dead fish on beach

A Tale of Two Teams: Coordinated Harmful Algal Bloom and Fish Kill Event Response

by Matt Garrett and Adam Richardson

dead fish on beach

In 2015-2016, a bloom of the red tide alga Karenia brevis and associated fish kills occurred in Northwest and Southwest Florida. Coastal blooms in both areas were first observed in September 2015. Although the Northwest bloom ended in January, the Southwest bloom endured until April 2016. Throughout this period, the bloom location and intensity, and associated local impacts including fish kills and reports of respiratory irritation, varied spatially from Pinellas to Monroe County. The extensive monitoring and response efforts required to track a bloom and its impacts of this spatial and temporal extent involved help from various groups within FWRI and other partners across the state, including an extensive volunteer monitoring network. Two events in particular involved careful coordination of FWRI’s Harmful Algal Bloom (HAB) and Fish and Wildlife Health (FWH) groups.

The first event occurred in late February, when extensive fish kills of marine species along the coastline of the Western Everglades were reported, several involving red drum, mullet, mangrove snapper, and snook. This raised concerns that a more extensive bloom of K. brevis, which had been previously observed at “medium” concentrations ranging from 105,500 – 473,000 cells per liter offshore of Pavilion Key (Monroe County), was causing the fish kills. Given the remote location of the reported fish kills, and the need for a rapid response to inform both management and stakeholders, scientists from the FWH and HAB groups designed a response plan utilizing two vessels to simultaneously sample both nearshore and offshore waters in the area impacted by fish kills. Staff obtained water quality data, water samples for phytoplankton, toxin, and eDNA analyses, deceased or moribund fish, seagrass samples, and sediments. Without the cooperation and rapid mobilization of the two groups, and the help of the Everglades National Park, timely samples from such a large area would not have been collected and analyzed. Although the bloom likely had a more northern origin, it is not clear what caused the fish kill. It is possible that a larger-scale bloom advected out of the system and was not detected at the time of sampling. It is also possible that either fish and/or cells may have been entrained or mixed within less saline waters, which can be detrimental to both marine fish and marine phytoplankton. For K. brevis, an influx of fresh water could contribute to cell lysis and subsequent release of intracellular toxins into surrounding water.

A second event occurred in early April, when FWC’s Fish Kill Hotline received numerous reports of a fish kill concentrated in Pinellas County, from the southern end of Madeira Beach to Indian Rocks Beach.

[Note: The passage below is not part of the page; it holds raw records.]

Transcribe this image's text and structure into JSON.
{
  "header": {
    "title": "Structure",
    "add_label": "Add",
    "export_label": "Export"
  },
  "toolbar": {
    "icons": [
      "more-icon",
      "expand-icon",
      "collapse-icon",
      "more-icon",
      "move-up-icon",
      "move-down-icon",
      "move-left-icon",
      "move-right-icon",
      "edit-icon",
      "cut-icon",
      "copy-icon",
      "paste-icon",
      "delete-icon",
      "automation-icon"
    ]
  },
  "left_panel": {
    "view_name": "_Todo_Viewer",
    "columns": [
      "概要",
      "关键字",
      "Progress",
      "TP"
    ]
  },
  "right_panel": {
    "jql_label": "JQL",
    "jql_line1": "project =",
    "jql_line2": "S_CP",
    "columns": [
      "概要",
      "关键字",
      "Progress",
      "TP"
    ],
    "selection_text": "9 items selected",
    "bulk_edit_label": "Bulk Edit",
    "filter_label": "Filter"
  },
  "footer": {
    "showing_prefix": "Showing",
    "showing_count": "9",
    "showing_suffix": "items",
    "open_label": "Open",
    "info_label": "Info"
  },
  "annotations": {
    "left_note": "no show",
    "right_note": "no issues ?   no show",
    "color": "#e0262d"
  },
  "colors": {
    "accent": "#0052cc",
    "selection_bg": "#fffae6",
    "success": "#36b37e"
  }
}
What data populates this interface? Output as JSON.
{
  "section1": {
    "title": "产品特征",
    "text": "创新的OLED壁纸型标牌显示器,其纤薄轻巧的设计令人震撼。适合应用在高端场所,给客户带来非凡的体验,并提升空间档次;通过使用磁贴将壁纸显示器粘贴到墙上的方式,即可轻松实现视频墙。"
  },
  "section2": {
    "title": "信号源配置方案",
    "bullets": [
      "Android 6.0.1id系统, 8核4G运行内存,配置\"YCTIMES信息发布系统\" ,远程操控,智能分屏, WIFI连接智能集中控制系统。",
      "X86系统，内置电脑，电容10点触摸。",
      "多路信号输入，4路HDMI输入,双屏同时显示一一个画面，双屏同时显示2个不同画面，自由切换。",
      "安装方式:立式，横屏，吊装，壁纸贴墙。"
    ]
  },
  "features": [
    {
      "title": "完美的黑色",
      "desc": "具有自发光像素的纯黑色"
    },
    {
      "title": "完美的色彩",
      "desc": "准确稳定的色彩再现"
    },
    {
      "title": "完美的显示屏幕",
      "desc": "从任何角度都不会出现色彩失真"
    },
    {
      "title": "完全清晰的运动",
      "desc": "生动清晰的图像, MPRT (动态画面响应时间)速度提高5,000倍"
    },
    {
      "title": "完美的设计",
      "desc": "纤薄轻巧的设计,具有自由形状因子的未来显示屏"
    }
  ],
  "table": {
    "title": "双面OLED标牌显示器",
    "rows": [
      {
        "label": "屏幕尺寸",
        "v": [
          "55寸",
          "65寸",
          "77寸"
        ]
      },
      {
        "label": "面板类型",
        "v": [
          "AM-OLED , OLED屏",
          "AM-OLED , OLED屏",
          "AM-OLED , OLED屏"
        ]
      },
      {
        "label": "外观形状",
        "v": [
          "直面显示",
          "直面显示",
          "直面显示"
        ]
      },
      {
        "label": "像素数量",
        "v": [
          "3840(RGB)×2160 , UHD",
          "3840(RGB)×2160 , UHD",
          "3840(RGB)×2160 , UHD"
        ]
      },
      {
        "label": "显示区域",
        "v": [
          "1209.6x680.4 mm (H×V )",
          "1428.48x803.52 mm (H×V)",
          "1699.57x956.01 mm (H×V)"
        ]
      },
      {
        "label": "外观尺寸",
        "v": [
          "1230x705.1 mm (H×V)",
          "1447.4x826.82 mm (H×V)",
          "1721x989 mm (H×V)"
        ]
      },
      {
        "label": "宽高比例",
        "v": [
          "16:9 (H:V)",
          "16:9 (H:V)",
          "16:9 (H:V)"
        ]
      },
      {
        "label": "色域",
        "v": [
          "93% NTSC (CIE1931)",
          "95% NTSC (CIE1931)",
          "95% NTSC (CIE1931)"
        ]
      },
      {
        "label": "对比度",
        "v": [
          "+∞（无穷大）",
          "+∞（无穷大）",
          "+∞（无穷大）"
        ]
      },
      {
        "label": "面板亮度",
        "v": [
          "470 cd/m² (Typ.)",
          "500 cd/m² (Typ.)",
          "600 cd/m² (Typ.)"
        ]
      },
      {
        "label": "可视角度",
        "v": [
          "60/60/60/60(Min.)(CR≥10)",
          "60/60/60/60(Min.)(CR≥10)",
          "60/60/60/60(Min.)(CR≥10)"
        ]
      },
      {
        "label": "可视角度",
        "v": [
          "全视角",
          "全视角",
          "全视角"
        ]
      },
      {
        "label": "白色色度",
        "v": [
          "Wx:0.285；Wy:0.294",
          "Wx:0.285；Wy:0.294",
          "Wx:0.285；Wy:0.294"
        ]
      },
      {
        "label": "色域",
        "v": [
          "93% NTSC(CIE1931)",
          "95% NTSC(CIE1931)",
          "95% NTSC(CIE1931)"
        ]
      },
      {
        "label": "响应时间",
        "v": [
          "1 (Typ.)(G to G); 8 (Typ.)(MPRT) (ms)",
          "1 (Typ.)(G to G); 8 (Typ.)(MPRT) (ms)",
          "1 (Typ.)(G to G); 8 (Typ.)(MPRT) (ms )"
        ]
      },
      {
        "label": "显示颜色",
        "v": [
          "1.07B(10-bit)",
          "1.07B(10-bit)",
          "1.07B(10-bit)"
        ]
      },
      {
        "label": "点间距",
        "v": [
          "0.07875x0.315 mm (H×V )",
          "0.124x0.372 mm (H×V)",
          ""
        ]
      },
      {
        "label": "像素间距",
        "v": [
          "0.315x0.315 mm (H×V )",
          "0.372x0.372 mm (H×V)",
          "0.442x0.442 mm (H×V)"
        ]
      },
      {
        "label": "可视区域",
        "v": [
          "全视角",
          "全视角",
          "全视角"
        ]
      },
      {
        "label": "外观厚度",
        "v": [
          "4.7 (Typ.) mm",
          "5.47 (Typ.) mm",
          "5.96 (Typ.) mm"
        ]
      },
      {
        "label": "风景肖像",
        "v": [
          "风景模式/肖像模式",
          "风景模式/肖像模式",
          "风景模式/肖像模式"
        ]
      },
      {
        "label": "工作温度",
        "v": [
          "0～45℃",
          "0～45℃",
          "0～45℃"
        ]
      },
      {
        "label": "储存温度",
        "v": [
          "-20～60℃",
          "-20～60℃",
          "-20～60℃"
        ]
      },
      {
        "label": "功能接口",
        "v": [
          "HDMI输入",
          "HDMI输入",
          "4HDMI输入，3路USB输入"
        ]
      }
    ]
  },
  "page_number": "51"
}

Once again, FWH and HAB staff investigated. FWH staff conducted a beach survey, and experienced respiratory irritation in certain areas. Beachgoers were also impacted and FWH staff were approached several times with questions; they used this as an opportunity to obtain further information about the fish kill. Low densities of a variety of dead fish in early to late stages of decomposition, including hardhead catfish, spadefish, burrfish, toadfish, and grunts, were spread along the shore. Water samples from the shoreline confirmed “high” concentrations of K. brevis, ranging from 1.1 to 1.6 million cells per liter. HAB staff sampled coastal and offshore waters and in the fish kill area and further south, “medium” concentrations of K. brevis occurred in coastal waters. Cells were not observed further offshore. An autonomous glider was subsequently deployed offshore of Pinellas County through FWC and Mote Marine Laboratory’s Cooperative Red Tide program. The glider measures physical and biological parameters at different depths and its sampling track was programmed to facilitate continued surface and subsurface bloom tracking. Again, the collaborative efforts between FWH and HAB staff led to more comprehensive and spatially extensive sampling, and timely dissemination of information to stakeholders, and provided relevant contextual data to inform further response efforts at the time of the events, as well as our understanding of how these specific events occurred to improve monitoring and event response efforts.